Mowat:In the end, countries will sell oil to whoever wants to buy it. However, there is domestic political pressure in the US to reduce dependence on the Middle East in general and Saudi Arabia in particular. That could translate into an attempt to increase supply from other places. For example, Russia is now building a year-round port at Murmansk to supply the US.
MEED: What role will Caspian oil play in this process?
It won’t be as important as the Middle East, but it is still important. The three regions that will become bigger suppliers over the next 20 years are the Middle East, the Caspian and West Africa, probably in that order. If the US doesn’t want to rely on the Middle East, it will build up the Caspian more quickly and strongly than it might otherwise, and it seems logical that will happen. Oil production in the US is not growing and there isn’t on the horizon any apparent technological switch to reduce global dependence on oil significantly.
How will the rising dominance of Russia and the Middle East in production interlink with demand growth?
The demand will be driven by South East Asia, and India and China. So in macro terms, two things will occur. One is that there has to be a bigger transportation industry – such as we’ve seen with the east-west pipeline. Also, a logical play would be a tie-up with the upstream strength of the Middle East and the downstream penetration that some companies have – in China for example.
How far could US efforts to diversify its oil supply be realised by regime change in Iraq?

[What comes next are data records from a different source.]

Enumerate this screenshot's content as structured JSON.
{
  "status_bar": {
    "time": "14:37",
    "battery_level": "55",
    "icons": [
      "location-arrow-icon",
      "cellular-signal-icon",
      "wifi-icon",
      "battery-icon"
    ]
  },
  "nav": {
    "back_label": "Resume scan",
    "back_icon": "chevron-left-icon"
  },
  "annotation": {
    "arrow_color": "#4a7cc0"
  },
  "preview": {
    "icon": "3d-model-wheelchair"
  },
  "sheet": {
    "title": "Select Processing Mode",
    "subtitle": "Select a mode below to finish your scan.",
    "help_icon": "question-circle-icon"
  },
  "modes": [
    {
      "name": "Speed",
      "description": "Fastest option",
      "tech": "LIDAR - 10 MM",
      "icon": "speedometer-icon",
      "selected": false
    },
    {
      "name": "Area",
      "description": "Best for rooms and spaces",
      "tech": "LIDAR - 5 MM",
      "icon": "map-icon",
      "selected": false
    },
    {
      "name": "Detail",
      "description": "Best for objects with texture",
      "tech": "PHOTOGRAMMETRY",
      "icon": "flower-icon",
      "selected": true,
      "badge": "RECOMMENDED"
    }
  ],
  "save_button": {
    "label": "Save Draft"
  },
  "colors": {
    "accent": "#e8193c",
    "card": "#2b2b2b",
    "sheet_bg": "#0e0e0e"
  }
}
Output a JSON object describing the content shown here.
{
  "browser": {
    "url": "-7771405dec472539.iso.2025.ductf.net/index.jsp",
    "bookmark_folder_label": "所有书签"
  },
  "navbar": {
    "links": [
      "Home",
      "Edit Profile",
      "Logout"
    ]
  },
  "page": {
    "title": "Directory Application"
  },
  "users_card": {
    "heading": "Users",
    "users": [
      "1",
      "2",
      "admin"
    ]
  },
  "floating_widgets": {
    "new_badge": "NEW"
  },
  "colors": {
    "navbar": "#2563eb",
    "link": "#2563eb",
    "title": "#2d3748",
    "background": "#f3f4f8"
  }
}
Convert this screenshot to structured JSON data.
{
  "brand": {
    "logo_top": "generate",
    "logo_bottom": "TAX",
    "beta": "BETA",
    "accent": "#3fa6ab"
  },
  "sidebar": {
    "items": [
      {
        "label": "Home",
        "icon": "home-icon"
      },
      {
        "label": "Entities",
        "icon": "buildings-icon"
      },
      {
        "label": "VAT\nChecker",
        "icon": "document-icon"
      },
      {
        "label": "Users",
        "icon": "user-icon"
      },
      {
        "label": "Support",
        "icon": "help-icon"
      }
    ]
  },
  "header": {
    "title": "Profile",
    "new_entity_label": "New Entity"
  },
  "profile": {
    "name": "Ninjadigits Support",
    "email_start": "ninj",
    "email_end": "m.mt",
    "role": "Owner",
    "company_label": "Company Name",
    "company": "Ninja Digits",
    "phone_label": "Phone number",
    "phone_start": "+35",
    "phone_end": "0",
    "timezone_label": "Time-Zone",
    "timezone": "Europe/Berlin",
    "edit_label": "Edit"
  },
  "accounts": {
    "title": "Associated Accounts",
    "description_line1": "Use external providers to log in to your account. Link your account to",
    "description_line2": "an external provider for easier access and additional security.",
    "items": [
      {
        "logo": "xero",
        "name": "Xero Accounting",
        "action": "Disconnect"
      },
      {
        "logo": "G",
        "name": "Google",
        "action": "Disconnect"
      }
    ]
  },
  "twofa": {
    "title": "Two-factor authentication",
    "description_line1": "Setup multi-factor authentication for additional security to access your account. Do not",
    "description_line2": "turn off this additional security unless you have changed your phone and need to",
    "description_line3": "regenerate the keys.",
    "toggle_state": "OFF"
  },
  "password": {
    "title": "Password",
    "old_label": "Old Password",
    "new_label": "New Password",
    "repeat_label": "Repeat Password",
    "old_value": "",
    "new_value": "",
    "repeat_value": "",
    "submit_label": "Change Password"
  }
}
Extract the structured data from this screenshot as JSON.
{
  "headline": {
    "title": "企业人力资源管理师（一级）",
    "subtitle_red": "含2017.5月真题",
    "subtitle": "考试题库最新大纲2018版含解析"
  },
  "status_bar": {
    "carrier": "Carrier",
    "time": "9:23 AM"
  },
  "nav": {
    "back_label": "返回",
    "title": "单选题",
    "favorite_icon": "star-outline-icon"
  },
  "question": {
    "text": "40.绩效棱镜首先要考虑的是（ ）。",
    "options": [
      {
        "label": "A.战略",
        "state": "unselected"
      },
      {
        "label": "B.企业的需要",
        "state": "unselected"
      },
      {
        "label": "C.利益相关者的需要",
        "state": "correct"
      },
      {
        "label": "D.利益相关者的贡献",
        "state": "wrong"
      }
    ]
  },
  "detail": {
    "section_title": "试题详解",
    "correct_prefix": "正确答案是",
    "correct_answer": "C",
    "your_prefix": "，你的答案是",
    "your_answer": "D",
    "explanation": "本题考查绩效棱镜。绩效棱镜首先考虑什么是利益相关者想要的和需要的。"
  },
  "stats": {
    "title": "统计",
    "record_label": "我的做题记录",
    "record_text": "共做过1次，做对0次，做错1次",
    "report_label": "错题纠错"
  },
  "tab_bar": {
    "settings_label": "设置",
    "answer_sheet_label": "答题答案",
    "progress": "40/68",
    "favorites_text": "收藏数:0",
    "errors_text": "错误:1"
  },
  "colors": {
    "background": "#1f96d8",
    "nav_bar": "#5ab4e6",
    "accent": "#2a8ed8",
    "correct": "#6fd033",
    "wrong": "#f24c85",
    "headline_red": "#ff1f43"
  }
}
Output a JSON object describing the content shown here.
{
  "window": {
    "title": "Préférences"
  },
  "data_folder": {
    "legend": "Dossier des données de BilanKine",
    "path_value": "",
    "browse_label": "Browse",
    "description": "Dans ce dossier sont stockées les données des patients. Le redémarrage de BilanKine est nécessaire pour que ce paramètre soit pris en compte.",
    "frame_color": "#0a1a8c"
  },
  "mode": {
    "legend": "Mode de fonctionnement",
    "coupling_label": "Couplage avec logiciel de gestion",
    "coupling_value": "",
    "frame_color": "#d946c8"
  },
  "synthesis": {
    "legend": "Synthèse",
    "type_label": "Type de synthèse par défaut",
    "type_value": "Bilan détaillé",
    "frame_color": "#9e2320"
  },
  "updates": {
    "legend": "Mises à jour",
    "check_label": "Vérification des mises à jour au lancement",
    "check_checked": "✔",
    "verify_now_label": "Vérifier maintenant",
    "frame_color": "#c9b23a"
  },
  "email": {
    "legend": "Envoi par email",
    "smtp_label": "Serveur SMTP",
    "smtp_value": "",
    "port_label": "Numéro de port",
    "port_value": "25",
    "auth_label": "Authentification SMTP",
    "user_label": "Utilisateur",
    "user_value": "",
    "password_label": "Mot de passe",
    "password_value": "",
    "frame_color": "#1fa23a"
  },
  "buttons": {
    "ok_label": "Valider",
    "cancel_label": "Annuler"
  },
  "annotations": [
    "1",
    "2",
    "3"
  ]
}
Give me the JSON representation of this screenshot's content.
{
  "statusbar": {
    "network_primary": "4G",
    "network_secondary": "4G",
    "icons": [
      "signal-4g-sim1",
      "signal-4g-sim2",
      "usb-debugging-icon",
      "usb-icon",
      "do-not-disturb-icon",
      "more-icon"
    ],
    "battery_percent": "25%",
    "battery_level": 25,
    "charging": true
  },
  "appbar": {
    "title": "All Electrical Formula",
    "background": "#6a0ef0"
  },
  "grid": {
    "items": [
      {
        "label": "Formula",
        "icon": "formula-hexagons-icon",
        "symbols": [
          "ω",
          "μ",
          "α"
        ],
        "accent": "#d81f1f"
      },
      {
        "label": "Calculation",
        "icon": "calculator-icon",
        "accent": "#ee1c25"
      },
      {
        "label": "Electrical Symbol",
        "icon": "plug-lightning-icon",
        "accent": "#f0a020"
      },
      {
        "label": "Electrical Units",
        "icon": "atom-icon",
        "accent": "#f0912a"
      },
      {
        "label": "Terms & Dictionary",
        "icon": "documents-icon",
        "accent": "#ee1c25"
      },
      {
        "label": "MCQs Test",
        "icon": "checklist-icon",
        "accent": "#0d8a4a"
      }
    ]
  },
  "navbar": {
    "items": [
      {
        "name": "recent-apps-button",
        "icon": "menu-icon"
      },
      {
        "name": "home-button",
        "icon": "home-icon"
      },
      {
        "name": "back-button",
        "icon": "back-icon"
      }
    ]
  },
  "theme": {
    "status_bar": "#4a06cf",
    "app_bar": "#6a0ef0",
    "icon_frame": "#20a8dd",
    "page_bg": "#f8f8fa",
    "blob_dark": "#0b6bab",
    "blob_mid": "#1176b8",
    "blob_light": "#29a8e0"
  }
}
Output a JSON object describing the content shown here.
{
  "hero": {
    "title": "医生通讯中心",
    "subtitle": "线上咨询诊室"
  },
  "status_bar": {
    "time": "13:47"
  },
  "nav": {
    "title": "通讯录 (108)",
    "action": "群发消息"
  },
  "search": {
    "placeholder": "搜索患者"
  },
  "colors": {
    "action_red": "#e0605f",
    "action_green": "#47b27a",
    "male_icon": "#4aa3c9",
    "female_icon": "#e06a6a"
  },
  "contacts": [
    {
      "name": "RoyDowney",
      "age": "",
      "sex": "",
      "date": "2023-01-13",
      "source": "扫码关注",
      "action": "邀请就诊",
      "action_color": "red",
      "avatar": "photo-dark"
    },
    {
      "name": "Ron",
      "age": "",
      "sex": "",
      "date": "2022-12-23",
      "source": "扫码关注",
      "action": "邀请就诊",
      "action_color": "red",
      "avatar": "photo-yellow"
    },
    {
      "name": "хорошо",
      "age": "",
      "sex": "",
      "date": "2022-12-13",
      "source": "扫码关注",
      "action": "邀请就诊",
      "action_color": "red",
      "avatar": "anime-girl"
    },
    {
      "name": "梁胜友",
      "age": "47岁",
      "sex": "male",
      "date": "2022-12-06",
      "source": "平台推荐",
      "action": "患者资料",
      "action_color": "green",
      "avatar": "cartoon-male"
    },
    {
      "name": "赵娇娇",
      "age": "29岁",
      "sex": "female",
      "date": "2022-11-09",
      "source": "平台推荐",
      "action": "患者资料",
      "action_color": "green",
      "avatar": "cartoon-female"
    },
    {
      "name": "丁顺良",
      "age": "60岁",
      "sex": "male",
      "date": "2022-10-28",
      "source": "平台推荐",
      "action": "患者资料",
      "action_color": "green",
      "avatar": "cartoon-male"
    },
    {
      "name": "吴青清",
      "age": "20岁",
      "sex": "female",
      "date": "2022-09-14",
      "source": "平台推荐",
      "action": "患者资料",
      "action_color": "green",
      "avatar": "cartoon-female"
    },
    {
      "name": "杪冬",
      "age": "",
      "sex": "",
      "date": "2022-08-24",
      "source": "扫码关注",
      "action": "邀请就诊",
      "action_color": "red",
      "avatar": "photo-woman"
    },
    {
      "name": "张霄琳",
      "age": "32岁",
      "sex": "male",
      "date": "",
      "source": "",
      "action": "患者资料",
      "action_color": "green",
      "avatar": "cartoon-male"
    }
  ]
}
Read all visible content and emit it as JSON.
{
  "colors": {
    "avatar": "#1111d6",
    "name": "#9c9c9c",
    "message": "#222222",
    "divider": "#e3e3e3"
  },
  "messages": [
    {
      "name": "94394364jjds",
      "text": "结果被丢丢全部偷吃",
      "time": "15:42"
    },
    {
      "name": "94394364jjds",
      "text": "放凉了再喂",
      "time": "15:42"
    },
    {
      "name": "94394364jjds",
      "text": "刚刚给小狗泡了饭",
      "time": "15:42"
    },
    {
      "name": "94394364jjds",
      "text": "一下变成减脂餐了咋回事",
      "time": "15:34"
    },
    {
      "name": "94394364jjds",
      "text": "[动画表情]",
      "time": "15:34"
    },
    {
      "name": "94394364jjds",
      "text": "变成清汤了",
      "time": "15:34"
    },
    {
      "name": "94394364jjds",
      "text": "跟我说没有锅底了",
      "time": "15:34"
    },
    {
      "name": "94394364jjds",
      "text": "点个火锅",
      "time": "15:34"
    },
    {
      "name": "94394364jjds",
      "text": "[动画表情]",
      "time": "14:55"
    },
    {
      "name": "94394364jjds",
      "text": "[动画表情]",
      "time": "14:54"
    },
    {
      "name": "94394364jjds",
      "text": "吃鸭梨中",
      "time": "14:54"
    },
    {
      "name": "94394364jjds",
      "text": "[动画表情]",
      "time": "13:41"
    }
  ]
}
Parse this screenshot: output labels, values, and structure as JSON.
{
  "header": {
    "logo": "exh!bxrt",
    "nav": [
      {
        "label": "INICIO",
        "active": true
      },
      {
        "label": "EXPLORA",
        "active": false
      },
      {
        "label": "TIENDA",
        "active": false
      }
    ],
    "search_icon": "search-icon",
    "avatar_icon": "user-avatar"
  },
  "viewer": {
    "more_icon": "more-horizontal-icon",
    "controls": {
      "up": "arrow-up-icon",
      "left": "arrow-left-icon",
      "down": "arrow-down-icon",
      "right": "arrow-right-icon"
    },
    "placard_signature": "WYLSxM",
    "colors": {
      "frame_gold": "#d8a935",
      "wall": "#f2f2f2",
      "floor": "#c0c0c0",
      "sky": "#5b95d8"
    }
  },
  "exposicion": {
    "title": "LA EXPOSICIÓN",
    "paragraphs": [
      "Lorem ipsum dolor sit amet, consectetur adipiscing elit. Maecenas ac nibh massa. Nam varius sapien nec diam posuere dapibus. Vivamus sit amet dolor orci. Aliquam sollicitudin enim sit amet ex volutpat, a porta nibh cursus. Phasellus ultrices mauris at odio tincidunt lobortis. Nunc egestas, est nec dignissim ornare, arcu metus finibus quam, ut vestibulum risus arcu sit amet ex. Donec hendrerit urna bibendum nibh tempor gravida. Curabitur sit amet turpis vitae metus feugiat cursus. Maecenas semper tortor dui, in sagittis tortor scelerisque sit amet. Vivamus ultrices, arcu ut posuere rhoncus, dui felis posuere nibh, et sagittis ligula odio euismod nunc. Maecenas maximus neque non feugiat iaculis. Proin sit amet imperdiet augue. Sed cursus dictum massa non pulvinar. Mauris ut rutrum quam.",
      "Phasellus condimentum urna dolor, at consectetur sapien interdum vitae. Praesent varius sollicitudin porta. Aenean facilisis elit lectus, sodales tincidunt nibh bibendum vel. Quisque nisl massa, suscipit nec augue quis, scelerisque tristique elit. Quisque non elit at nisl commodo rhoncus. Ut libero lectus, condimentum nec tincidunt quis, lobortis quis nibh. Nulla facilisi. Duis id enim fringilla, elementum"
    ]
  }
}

Iraq has the world’s second largest oil reserves after Saudi Arabia, so there’s enough oil there. But it all sounds too easy. Whether the Iraqi people would all live harmoniously under a US regime while oil was taken out by Western companies seems unlikely to me. If they were able to pull it off it could fix the problem. Of course if it destabilised other parts of the region, they might find th emselves back to square one and having to do it all over again in a different country.
What other options does the US have for diversifying Middle East energy supplies?
In some ways you could argue that Iran is the most stable of Middle East countries because the pressure cooker has already blown and the country is starting again. It’s already very important in the energy world. And Iran is very open to Western companies going there. It wants help. It suffers a bit from the US State Department embargo, but it strikes me that it could become one of the more stable Western allies in the region. It could become a counter-strategy to get more friendly with Iran and build it up as a bastion of stability.
How far is the OPEC strategy of keeping prices between $22-28 a barrel sustainable?
The real difficulty is the bottom end of the target band. Specifically, there are concerns for the second quarter of next year when fuel oil will be in less demand. There’s the possibility of an oil glut coming in parallel with a second dip of a recession. Also, Russian companies are aggressively expanding and will take a lot of market share. So for OPEC to hold the bottom end, Saudi Arabia will have to drop production an awful lot and economically it can’t do that.
How long will Middle East countries have to sacrifice market share before their long-term dominance kicks in?
A lot of non-OPEC capacity will be brought on stream over the next three-four years, and that will make things difficult for OPEC. Its strategic vice over 20 years is subject to tactical fluctuations and the next three-four years is one of those.
How can oil companies best address these issues?
The most important core competency will be the ability to do deals with the people that control the oil, whether that’s in the Middle East, South America, West Africa or the former Soviet Union. For me, that’s got to be the priority. And it doesn’t just include money, it includes a proposition for technology and being able to mobilise the right people at the right time. Also, they’ll have to do projects with significant levels of localisation because that’ll be a mitigating factor in who gets the deals.
How easy will it be for companies to participate in nationalised oil markets?
In large parts of the Middle East, the oil is easily accessible, so the supermajors lose their technological edge. Historically, all countries have shown a desire to build their own oil industry after taking expertise from international oil companies. It’s exacerbated in the Middle East by the need to find a large amount of local jobs. So there’s a trade-off and a balance which is tough to find.
Could it be done through partnerships between international and national oil companies?
I don’t think Saudi Aramco, for example, needs help to produce more oil. It’s just as likely it would want a partnership with a company like Schlumberger or Halliburton, which have technological skills but aren’t direct competitors. Having said that, some companies are making big efforts to develop engineering firms that can help nationals.
How important is local knowledge for companies seeking to gain upstream access?
A company with a culture that is embracing of diversity should be well positioned. When I meet chief executives of big oil companies, the point I’m most impressed by is the knowledge they have of, for example, the Saudi royal family. For a major chief executive, that’s a core competency.
Are supermajors or independents better placed to achieve this?
Supermajors can do bigger, more difficult projects. But independents can be very successful too by focusing. The classic example is Anadarko’s work in Algeria. It picks a place and gets to know it really well. It’s an intelligent play because it can focus its resources and have the same skills, but with accessibility and without the arrogance that is perceived in the supermajors.